Duty is an old-fashioned word that many people no-longer use. It seems to have become the preserve of military families. But I remember conversations in my family when I was growing up about duty, our duty to our parents. It was a loaded word, drenched in meaning and nuance. It demanded certain behaviours from us.
Duty demanded that we did not question our parents' authority, even if their decisions were crazy, unhealthy, or simply not right for us. Many of us grew up completely unaware that we had choices. We grew up believing that even though it caused us pain we had to do what our parents dictated. For many, the easiest solution was to leave Ireland. Once abroad, people could make all sorts of choices that the parents at home could do nothing about.
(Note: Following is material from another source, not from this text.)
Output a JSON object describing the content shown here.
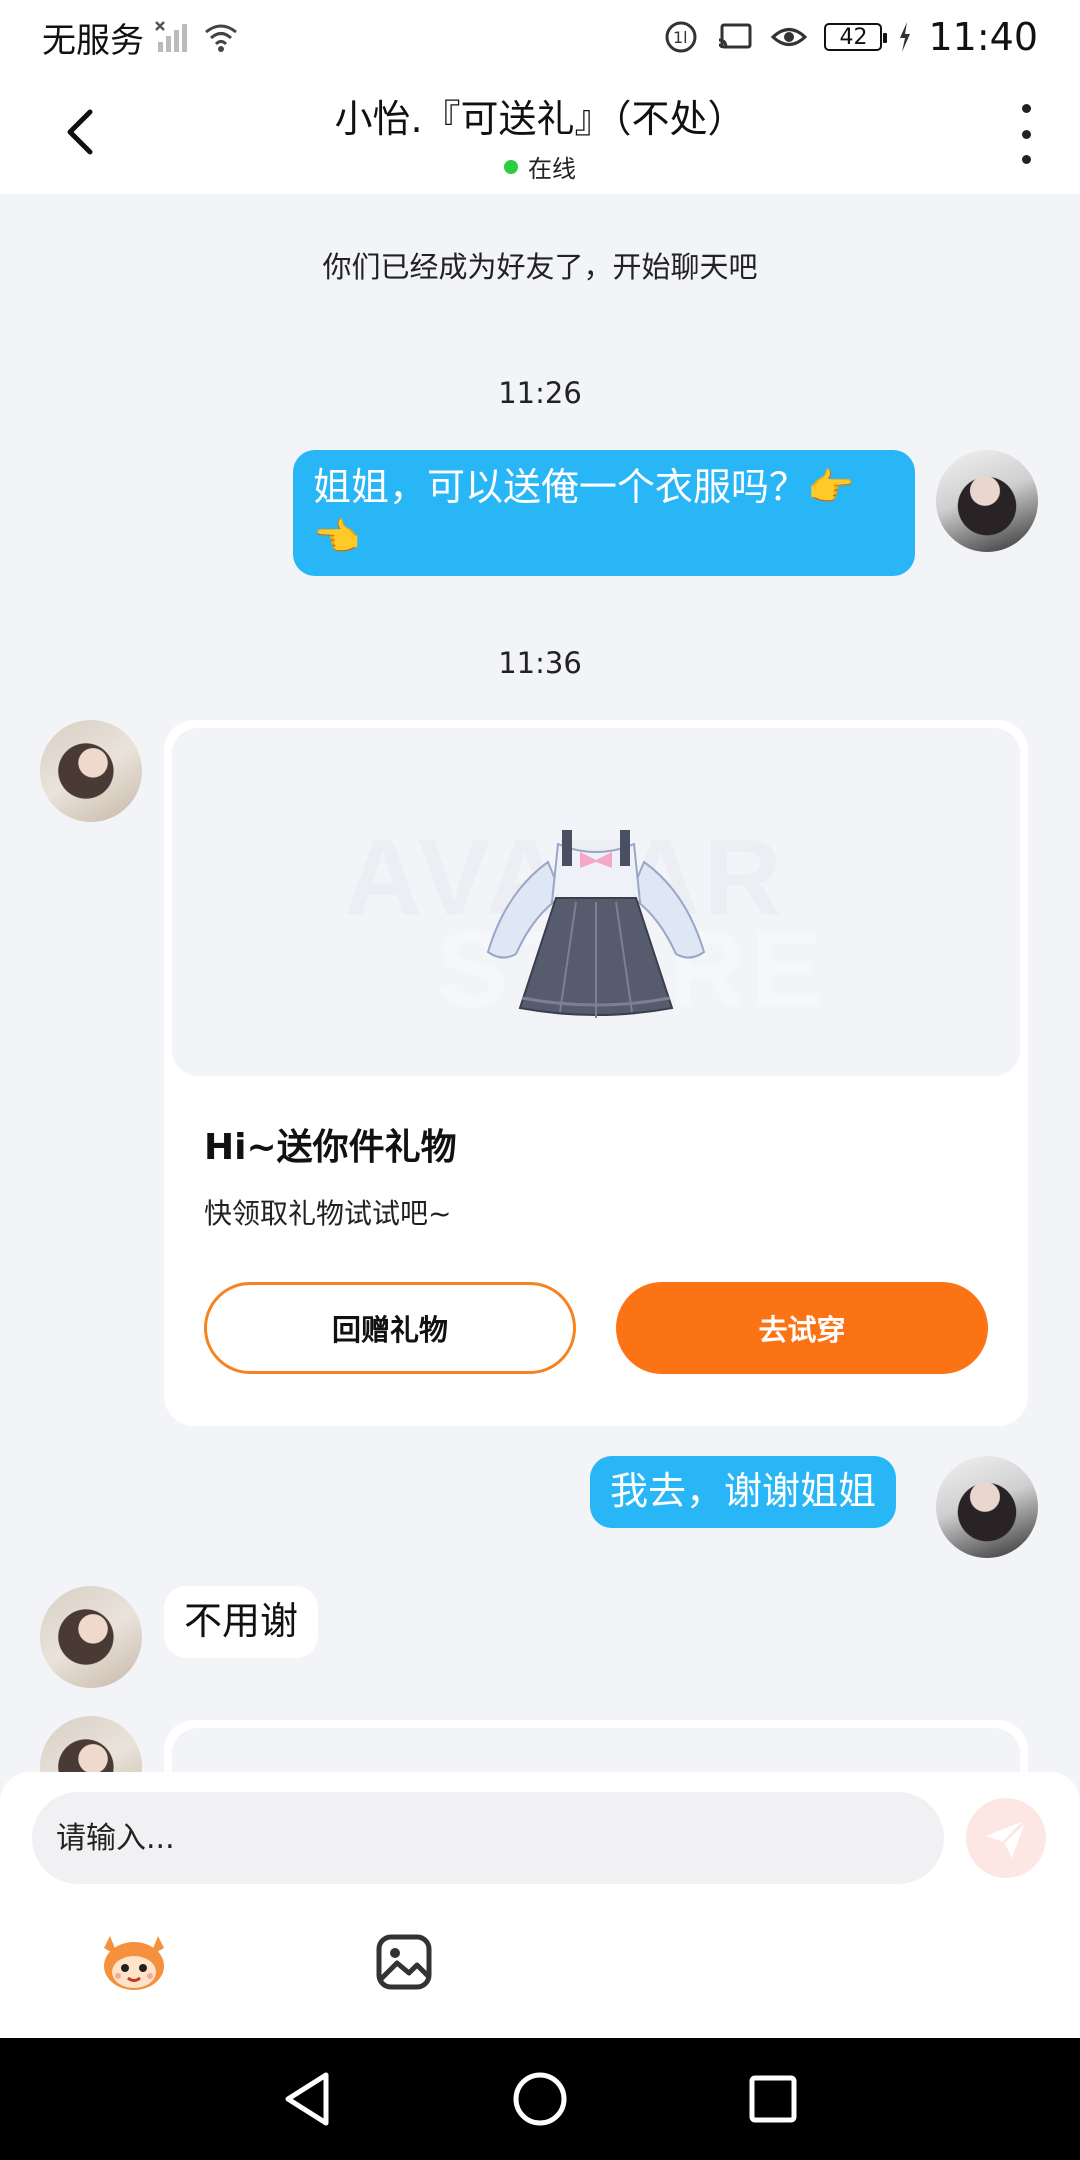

But in truth, we always have choices. We may fear the consequences. We may not like the consequences. We may feel the price is too high. But we always have choices.
Really knowing that we have choices and exploring all the options open to us changes everything. I remember once meeting a mother whose child had a severe physical disability. Her life was demanding 24/7. Peace shone from her. I asked her how she came to be so peaceful and happy. She answered "I rarely forget that the life I live is of my own choosing. I choose to care for my child myself. Nobody is holding a gun to my head. This is my choice!"